But there is an old saying in the world of lobbying and advocacy: if you have to run to the media, then you are admitting that your other lobbying strategies have failed.

Going to the media is the final resort, a very public last-gasp attempt to shanghai a minister into a favourable decision. More often than not, this tactic will fail too because it is seen by both politicians and public servants as unnecessarily aggressive, overtly disruptive and ultimately self-centred. None of these perceptions serve well when one is trying to influence government.

And finally, perhaps the greatest weakness in the retailers’ campaign is its demonstrated misunderstanding of shopper motivations and behaviour.

Instead of spending mega-dollars on newspaper ads, the retailers should have taken steps to understand why customers shop online and how they might be enticed back.

The GST campaign suggests they have not done this even this basis homework, because it is clear that people shop online for more reasons than price alone.

2010 in review

The stats helper monkeys at WordPress.com mulled over how this blog did in 2010, and here’s a high level summary of its overall blog health:

Healthy blog!

The Blog-Health-o-Meter™ reads Wow.

Crunchy numbers

Featured image

A Boeing 747-400 passenger jet can hold 416 passengers. This blog was viewed about 6,100 times in 2010. That’s about 15 full 747s.

 

In 2010, there were 25 new posts, not bad for the first year! There were 12 pictures uploaded, taking up a total of 10mb. That’s about a picture per month.

The busiest day of the year was October 31st with 567 views. The most popular post that day was Autism badly served by “Communication Shutdown”.

Where did they come from?

The top referring sites in 2010 were twitter.com, abc.net.au, facebook.com, andrewelder.blogspot.com, and thepoliticalsword.com.

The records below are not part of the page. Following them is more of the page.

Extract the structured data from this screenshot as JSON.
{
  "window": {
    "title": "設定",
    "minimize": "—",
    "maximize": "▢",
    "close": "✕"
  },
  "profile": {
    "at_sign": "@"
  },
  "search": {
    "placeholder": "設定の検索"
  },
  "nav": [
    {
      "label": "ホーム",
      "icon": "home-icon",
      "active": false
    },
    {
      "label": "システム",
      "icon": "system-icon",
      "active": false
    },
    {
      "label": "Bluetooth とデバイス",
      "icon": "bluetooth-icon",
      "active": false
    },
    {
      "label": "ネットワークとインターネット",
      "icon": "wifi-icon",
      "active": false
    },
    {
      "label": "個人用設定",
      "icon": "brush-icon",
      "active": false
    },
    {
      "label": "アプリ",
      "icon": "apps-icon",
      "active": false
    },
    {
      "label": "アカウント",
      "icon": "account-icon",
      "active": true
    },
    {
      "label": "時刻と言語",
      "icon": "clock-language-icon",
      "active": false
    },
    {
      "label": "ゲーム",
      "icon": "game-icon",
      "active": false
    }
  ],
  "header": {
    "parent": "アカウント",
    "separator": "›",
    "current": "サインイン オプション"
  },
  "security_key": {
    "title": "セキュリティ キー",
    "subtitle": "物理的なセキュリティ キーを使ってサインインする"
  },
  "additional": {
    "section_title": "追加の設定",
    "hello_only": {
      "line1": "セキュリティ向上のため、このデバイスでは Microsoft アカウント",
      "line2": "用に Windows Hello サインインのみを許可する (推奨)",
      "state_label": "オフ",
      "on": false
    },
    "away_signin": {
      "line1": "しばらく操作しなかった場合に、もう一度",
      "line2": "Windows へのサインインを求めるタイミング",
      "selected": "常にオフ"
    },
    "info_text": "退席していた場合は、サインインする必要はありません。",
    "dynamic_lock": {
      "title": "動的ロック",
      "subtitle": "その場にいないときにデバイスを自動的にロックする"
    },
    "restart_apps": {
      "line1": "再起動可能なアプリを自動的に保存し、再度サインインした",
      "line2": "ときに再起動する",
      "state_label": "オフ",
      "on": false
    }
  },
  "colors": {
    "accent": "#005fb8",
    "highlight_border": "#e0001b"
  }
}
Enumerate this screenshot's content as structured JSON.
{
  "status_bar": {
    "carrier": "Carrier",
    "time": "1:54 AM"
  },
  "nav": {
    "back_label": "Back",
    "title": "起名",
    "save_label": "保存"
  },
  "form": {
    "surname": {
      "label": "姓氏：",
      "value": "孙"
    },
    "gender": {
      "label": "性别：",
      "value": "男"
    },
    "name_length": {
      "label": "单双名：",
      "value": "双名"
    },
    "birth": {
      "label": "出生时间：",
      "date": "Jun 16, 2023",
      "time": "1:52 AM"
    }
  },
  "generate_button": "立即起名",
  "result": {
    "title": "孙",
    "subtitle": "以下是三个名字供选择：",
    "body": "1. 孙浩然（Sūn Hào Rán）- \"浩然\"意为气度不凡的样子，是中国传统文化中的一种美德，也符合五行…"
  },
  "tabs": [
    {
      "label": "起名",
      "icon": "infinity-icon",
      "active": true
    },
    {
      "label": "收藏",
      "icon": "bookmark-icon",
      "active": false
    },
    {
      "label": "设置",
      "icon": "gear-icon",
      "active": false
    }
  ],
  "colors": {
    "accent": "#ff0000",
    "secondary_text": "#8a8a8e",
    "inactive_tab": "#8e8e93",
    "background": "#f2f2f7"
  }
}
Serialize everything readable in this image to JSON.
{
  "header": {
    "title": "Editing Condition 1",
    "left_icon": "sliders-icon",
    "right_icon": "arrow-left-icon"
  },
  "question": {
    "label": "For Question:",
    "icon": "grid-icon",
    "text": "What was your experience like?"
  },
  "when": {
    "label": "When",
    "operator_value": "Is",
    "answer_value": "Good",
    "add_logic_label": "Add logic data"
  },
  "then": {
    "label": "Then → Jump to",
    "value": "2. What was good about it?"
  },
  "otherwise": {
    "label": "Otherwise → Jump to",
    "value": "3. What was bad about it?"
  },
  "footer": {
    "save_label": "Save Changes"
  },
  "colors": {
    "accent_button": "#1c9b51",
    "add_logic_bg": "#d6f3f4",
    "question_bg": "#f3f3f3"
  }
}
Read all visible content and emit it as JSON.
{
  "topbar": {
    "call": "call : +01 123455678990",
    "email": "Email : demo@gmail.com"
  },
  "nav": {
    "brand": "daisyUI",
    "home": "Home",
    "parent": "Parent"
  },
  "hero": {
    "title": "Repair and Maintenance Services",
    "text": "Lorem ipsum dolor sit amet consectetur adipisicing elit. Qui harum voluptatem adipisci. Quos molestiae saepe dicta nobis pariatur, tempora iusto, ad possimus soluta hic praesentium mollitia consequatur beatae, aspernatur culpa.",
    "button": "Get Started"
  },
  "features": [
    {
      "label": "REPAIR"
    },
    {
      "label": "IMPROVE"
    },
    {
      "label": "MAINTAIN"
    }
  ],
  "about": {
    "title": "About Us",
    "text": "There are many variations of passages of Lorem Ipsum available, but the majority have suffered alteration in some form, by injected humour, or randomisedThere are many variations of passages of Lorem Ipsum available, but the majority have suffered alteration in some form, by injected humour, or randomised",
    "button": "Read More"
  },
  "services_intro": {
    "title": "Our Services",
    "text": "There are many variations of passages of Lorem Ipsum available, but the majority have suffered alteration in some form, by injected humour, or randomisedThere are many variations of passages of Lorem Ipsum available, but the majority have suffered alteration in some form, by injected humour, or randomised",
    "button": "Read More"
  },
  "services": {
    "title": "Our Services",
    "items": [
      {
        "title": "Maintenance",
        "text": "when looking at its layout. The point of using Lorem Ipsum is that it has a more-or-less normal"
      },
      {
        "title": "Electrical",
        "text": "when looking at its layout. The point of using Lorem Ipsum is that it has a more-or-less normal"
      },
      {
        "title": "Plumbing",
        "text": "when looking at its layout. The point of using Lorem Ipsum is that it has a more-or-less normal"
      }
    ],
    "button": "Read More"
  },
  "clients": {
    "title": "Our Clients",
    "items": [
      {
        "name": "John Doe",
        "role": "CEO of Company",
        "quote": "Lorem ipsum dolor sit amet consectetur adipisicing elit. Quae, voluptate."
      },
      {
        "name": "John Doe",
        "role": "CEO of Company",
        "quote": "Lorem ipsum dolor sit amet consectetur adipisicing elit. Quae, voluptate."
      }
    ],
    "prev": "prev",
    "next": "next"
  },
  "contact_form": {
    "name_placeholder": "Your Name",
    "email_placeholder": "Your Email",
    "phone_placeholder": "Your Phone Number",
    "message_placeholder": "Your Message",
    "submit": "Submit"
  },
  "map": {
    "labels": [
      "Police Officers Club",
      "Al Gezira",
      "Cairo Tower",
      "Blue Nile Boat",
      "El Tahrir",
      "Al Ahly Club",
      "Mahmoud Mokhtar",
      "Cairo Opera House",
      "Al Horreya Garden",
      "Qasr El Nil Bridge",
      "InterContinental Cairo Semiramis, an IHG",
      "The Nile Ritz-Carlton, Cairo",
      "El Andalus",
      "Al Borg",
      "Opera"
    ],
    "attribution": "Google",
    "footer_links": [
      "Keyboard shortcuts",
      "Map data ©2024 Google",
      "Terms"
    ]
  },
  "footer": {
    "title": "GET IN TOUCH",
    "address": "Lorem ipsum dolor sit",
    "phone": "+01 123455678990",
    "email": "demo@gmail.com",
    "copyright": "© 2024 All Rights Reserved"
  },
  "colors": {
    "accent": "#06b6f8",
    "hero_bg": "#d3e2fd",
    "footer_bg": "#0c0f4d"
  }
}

Some visitors came searching, mostly for drag0nista, tweet like tony burke, communication shutdown twitter, istock, and alessi products.

Attractions in 2010

These are the posts and pages that got the most views in 2010.

1

Autism badly served by “Communication Shutdown” October 2010
11 comments

2

About May 2010
1 comment

3

New media prejudice based on fear of the unknown October 2010
7 comments

4

Don’t mistake the organ-grinder for the lion-tamer: the media and the 2010 federal election August 2010
10 comments and 1 Like on WordPress.com,

5

New ABC social media role an empty gesture December 2010
7 comments